29 October 2012
NYC crane collapse, at top of 90-story building, West 57th St and 7th
Ave, 29 October 2012, 3PM
The weight of the boom and its load is usually balanced by the counterweight.
With both on the same side there is danger of breaking the connection to
the shaft with the entire lifting rig falling onto surrounding buildings
and bouncing to the street along with debris of the buildings hit.
The boom might fall separately leaving the rest of the rig in place,
but the upper photo shows the collapsed boom is still attached
to the lifting rig and the cables connecting the boom to the lifting
machine are quite strong if not weakened by the collapse or by wind-induced
There is also a chance the swaying rig will wrench and bend the shaft at
a connector or pull the entire shaft away from the building, causing a wider
swath of destruction than that of the rig falling, especially to occupied
structures. This happened in NYC some years ago with several persons killed.
These accidents, while rare, are anticipated but require quick
action to secure the damaged parts, made much more dangerous in this case
with the strong storm's arrival in about two hours.
For damage control, the boom can be secured by a crane rigging team,
another crane erected atop the building (parts raised
in building elevators), the counterweight
and boom disassembled in parts and the components lowered to the
Crane design provides for considerable wracking of the equipment during use,
shifting and swinging loads, stops and starts, so there is ample safety
factor at crucial elements and connectors. This accident looks
as though it can be safely managed if the storm does not make the situation
worse. Crane riggers are highly trained, licensed and expert in handling

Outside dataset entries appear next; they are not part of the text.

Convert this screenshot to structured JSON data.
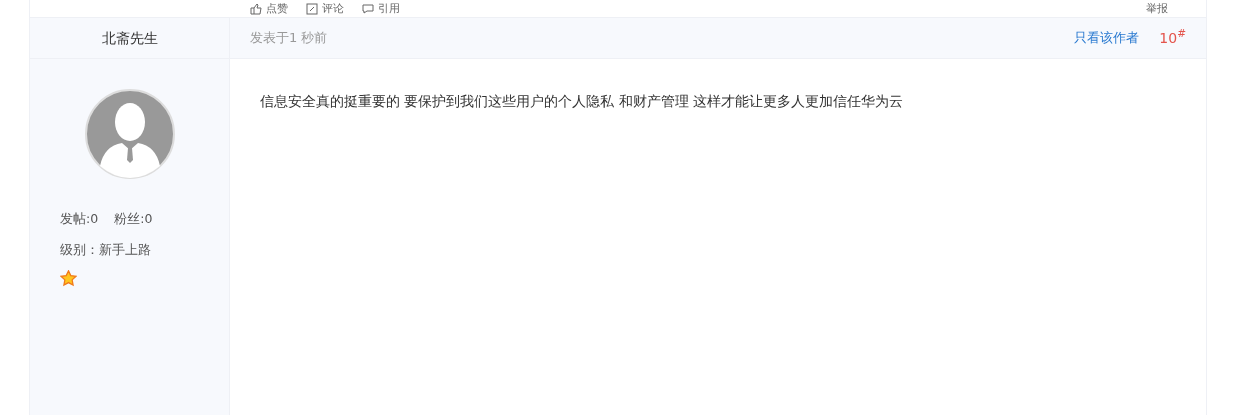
{
  "actions": [
    {
      "kind": "like",
      "label": "点赞"
    },
    {
      "kind": "comment",
      "label": "评论"
    },
    {
      "kind": "quote",
      "label": "引用"
    }
  ],
  "report": "举报",
  "author": {
    "name": "北斋先生",
    "posts": "发帖:0",
    "fans": "粉丝:0",
    "level": "级别：新手上路"
  },
  "post": {
    "time": "发表于1 秒前",
    "only_author": "只看该作者",
    "floor": "10",
    "floor_mark": "#",
    "content": "信息安全真的挺重要的  要保护到我们这些用户的个人隐私 和财产管理 这样才能让更多人更加信任华为云"
  }
}
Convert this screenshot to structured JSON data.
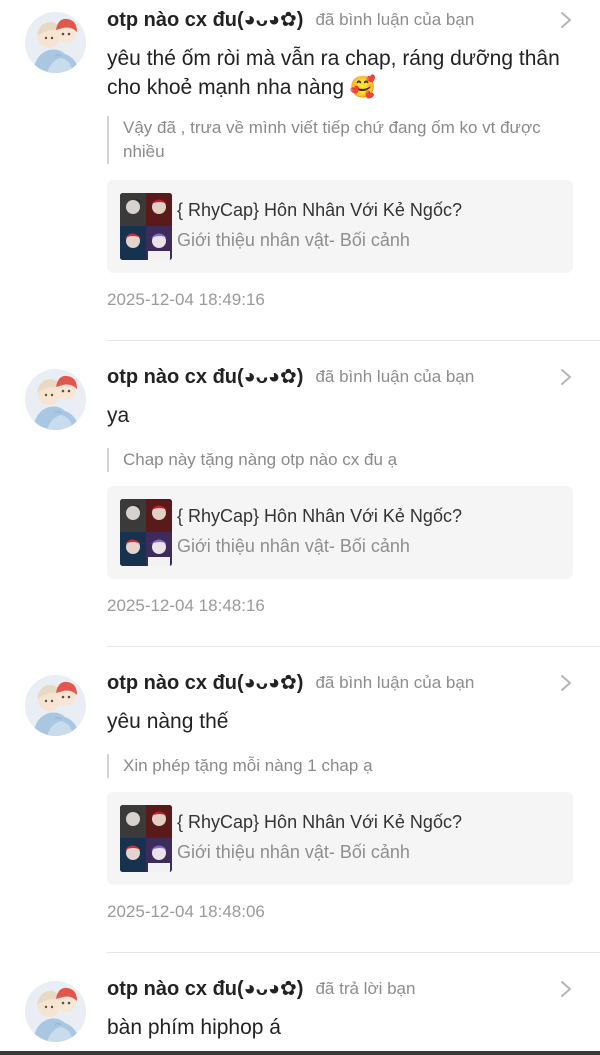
{
  "notifications": [
    {
      "user": "otp nào cx đu(◕ᴗ◕✿)",
      "action": "đã bình luận của bạn",
      "text": "yêu thé ốm ròi mà vẫn ra chap, ráng dưỡng thân cho khoẻ mạnh nha nàng 🥰",
      "quote": "Vậy đã , trưa về mình viết tiếp chứ đang ốm ko vt được nhiều",
      "card": {
        "title": "{ RhyCap} Hôn Nhân Với Kẻ Ngốc?",
        "subtitle": "Giới thiệu nhân vật- Bối cảnh"
      },
      "time": "2025-12-04 18:49:16"
    },
    {
      "user": "otp nào cx đu(◕ᴗ◕✿)",
      "action": "đã bình luận của bạn",
      "text": "ya",
      "quote": "Chap này tặng nàng otp nào cx đu ạ",
      "card": {
        "title": "{ RhyCap} Hôn Nhân Với Kẻ Ngốc?",
        "subtitle": "Giới thiệu nhân vật- Bối cảnh"
      },
      "time": "2025-12-04 18:48:16"
    },
    {
      "user": "otp nào cx đu(◕ᴗ◕✿)",
      "action": "đã bình luận của bạn",
      "text": "yêu nàng thế",
      "quote": "Xin phép tặng mỗi nàng 1 chap ạ",
      "card": {
        "title": "{ RhyCap} Hôn Nhân Với Kẻ Ngốc?",
        "subtitle": "Giới thiệu nhân vật- Bối cảnh"
      },
      "time": "2025-12-04 18:48:06"
    },
    {
      "user": "otp nào cx đu(◕ᴗ◕✿)",
      "action": "đã trả lời bạn",
      "text": "bàn phím hiphop á"
    }
  ]
}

crises. They are a worldwide band of high-rise daredevil safety wizards essential
for the skyscraper boom. Meticulous after-accident reports tell what
happened and how to minimize recurrence.
It is not known why the boom was not more securely lashed for the storm as
customary for imminent hazard.
Below: the crane at the start of construction.